• _Problem statement_:
In the copy, include every entry exactly but none of its images.

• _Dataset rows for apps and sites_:
--- START ---

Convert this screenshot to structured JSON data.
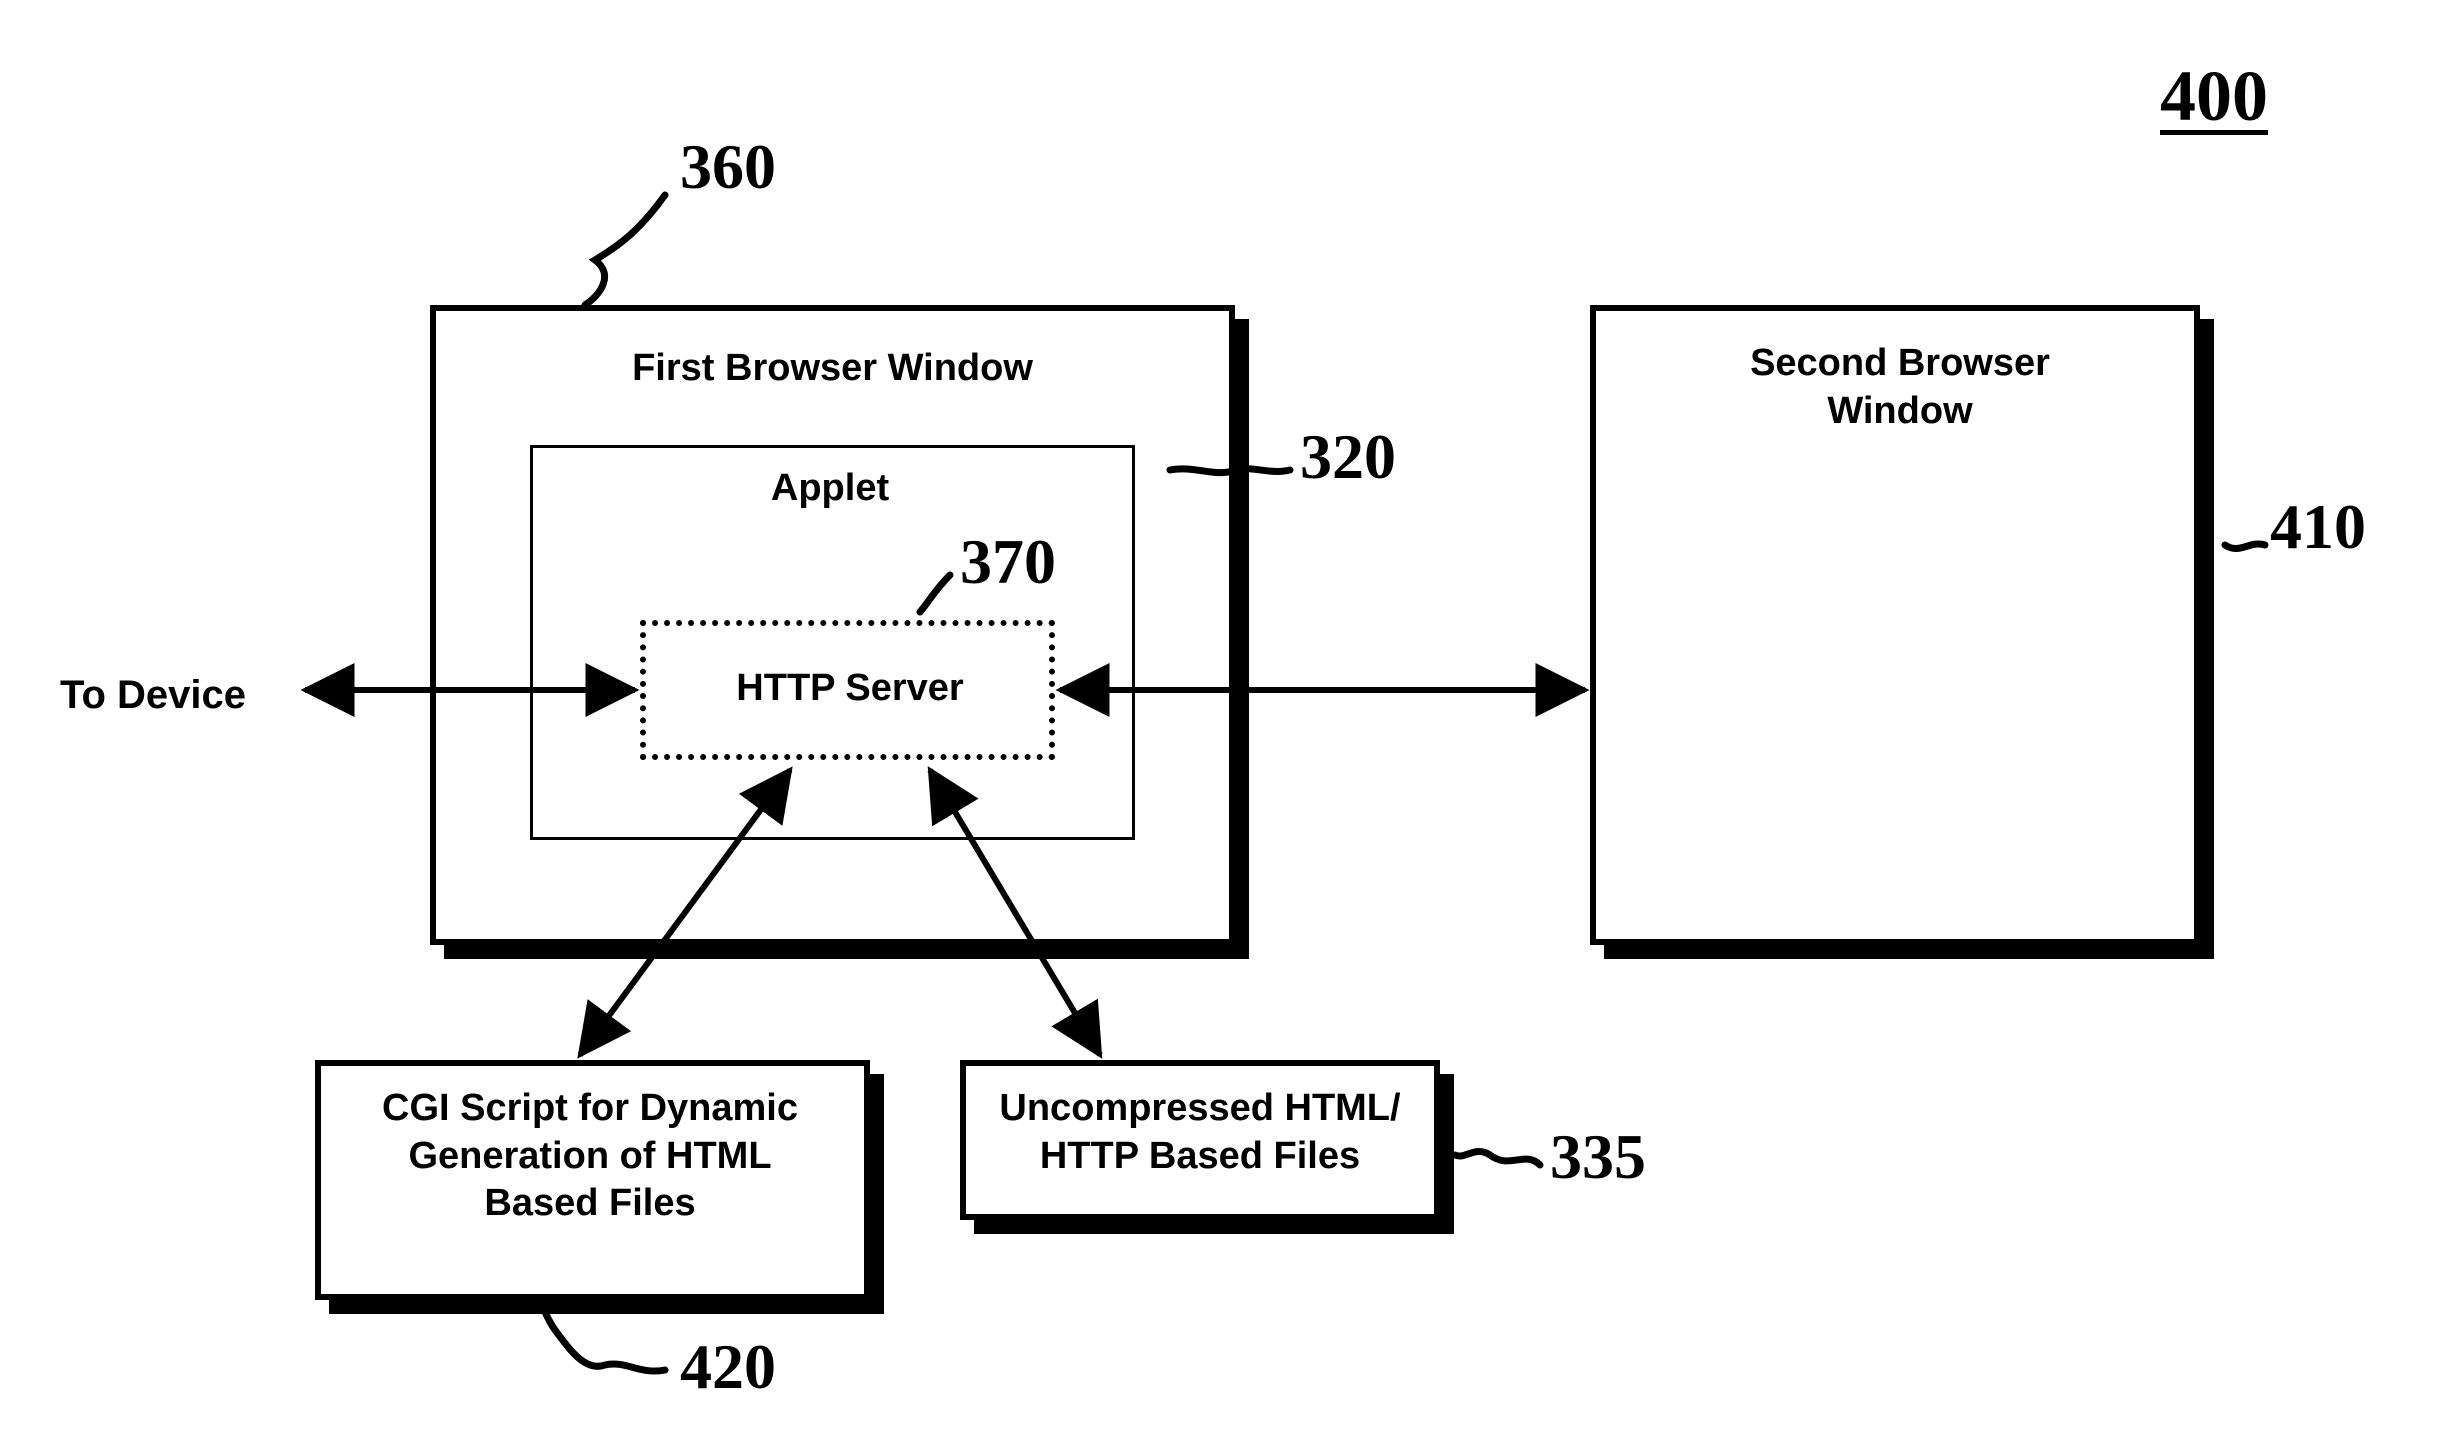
{
  "figure_number": "400",
  "boxes": {
    "first_window": {
      "title": "First Browser Window",
      "ref": "360"
    },
    "applet": {
      "title": "Applet",
      "ref": "320"
    },
    "http_server": {
      "title": "HTTP Server",
      "ref": "370"
    },
    "second_window": {
      "title": "Second Browser\nWindow",
      "ref": "410"
    },
    "cgi": {
      "title": "CGI Script for Dynamic\nGeneration of HTML\nBased Files",
      "ref": "420"
    },
    "files": {
      "title": "Uncompressed HTML/\nHTTP Based Files",
      "ref": "335"
    }
  },
  "external": {
    "to_device": "To Device"
  }
}
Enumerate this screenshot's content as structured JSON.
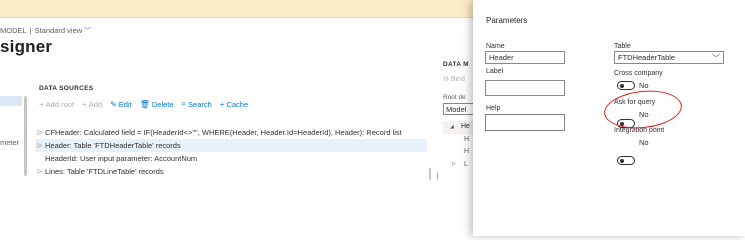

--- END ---

• _Exercise answer_:
Convert this screenshot to structured JSON data.
{
  "figure_number": "400",
  "boxes": {
    "first_window": {
      "title": "First Browser Window",
      "ref": "360"
    },
    "applet": {
      "title": "Applet",
      "ref": "320"
    },
    "http_server": {
      "title": "HTTP Server",
      "ref": "370"
    },
    "second_window": {
      "title": "Second Browser\nWindow",
      "ref": "410"
    },
    "cgi": {
      "title": "CGI Script for Dynamic\nGeneration of HTML\nBased Files",
      "ref": "420"
    },
    "files": {
      "title": "Uncompressed HTML/\nHTTP Based Files",
      "ref": "335"
    }
  },
  "external": {
    "to_device": "To Device"
  }
}
Enumerate this screenshot's content as structured JSON.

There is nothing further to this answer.